Stored items
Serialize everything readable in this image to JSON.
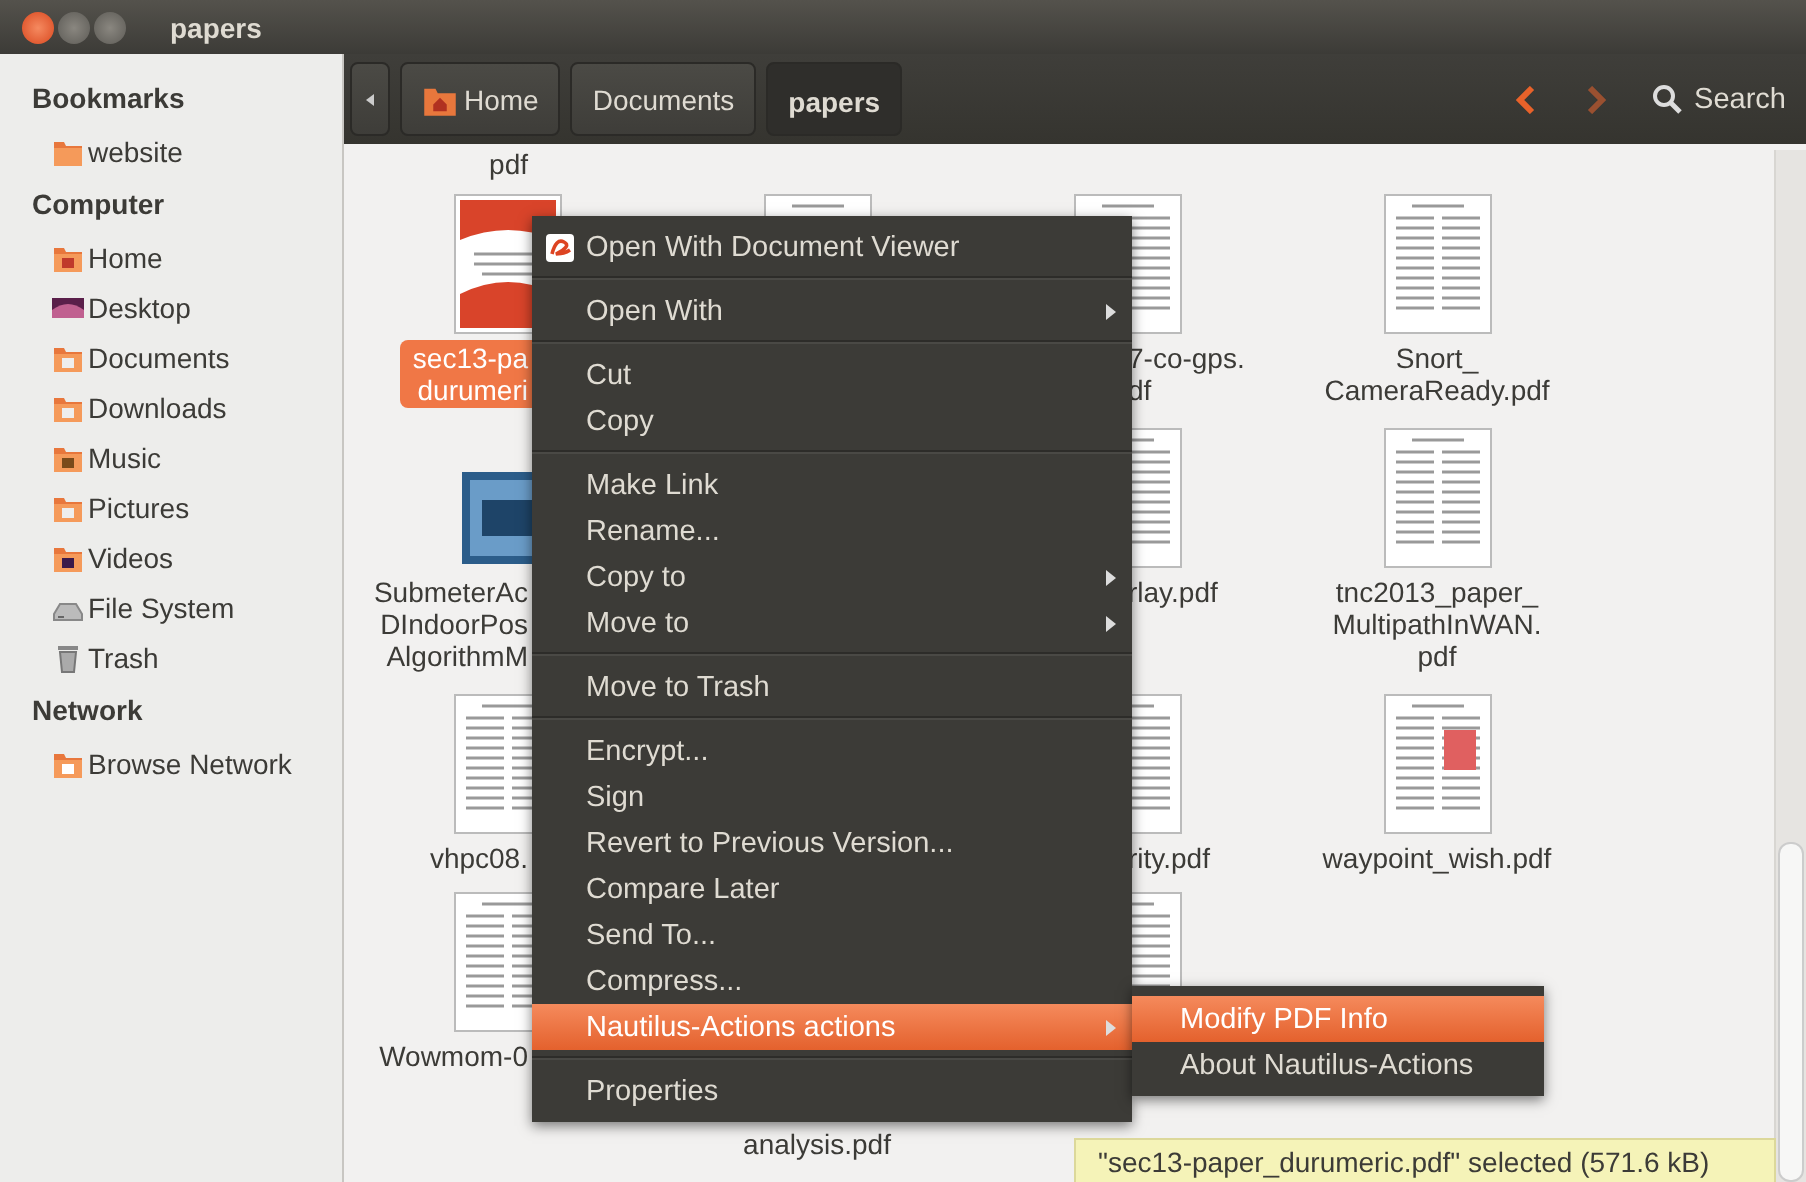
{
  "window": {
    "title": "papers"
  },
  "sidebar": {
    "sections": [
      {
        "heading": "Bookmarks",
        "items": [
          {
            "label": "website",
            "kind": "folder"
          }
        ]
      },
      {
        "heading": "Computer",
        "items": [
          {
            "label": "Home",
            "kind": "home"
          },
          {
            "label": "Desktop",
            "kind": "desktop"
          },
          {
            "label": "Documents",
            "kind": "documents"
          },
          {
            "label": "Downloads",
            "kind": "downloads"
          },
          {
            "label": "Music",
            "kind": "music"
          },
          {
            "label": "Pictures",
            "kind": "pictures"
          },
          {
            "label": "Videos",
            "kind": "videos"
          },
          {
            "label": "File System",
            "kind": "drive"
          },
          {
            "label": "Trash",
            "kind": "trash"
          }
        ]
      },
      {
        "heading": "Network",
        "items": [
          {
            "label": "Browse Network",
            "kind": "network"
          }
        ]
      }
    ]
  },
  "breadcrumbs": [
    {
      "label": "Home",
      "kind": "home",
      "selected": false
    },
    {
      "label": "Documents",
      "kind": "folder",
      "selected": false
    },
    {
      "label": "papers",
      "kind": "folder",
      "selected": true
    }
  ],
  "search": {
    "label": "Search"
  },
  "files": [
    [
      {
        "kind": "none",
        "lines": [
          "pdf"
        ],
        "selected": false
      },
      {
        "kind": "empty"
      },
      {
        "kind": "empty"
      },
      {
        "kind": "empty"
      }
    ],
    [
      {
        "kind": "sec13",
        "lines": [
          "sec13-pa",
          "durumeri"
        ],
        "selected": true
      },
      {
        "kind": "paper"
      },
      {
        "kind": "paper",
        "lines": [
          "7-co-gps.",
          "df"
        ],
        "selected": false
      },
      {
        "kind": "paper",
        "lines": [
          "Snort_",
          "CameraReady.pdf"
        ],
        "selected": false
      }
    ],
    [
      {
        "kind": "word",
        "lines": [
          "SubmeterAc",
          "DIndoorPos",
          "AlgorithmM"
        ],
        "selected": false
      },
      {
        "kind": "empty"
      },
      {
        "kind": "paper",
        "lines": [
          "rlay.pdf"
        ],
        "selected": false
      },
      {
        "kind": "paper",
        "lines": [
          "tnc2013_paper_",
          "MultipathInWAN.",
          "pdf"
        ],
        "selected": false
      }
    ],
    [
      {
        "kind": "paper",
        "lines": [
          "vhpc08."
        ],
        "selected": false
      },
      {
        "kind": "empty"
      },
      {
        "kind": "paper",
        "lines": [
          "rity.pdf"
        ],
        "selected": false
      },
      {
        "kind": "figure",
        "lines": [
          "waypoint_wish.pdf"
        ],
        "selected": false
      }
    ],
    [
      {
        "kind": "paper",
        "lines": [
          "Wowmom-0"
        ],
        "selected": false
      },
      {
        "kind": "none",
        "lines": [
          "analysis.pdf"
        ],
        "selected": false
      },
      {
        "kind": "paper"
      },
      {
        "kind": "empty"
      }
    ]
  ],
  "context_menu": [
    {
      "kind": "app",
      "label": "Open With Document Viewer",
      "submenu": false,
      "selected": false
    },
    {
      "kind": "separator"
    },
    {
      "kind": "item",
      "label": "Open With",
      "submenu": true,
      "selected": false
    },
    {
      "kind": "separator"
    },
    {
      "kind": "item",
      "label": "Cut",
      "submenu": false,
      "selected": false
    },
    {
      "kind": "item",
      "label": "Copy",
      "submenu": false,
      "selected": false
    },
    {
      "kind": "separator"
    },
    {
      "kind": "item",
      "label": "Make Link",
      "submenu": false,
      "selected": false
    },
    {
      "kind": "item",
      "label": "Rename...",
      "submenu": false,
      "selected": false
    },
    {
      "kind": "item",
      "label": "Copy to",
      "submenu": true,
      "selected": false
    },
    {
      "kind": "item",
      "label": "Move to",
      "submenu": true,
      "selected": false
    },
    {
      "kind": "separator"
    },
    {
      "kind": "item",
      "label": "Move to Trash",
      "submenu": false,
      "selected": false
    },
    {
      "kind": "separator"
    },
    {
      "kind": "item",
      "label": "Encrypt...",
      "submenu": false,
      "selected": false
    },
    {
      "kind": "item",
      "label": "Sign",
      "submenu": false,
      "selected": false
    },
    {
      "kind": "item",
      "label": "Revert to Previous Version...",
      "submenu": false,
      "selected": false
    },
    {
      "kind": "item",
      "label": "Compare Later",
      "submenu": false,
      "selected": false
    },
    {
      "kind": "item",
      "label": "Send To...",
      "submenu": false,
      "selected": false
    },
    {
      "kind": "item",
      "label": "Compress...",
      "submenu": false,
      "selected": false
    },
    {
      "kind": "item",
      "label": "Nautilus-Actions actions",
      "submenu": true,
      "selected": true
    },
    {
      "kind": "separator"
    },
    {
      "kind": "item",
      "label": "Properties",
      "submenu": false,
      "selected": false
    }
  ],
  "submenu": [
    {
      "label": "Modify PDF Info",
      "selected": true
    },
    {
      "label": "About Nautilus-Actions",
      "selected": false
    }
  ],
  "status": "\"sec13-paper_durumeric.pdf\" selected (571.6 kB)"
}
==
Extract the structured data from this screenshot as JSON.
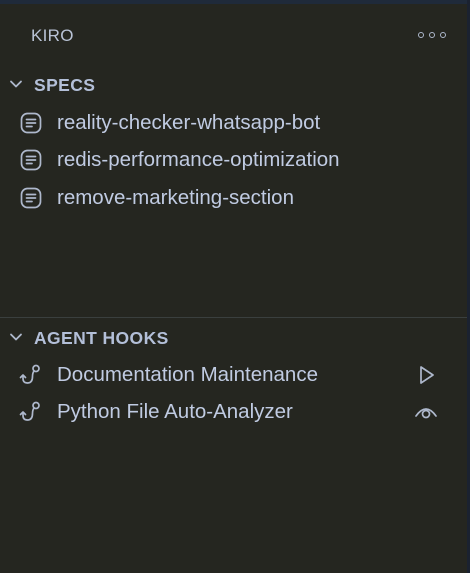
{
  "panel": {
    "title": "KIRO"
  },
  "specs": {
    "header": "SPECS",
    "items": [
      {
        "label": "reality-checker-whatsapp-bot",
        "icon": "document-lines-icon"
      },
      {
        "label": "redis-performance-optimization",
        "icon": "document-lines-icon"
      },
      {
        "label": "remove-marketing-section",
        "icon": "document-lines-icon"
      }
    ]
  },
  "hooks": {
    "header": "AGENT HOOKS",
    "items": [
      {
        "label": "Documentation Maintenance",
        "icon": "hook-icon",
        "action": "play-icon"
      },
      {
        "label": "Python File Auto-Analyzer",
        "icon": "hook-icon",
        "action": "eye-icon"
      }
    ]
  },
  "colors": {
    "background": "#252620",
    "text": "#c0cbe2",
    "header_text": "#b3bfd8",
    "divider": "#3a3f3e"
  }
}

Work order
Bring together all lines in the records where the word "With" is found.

Answer to this task
      "label": "Open With Document Viewer",
      "label": "Open With",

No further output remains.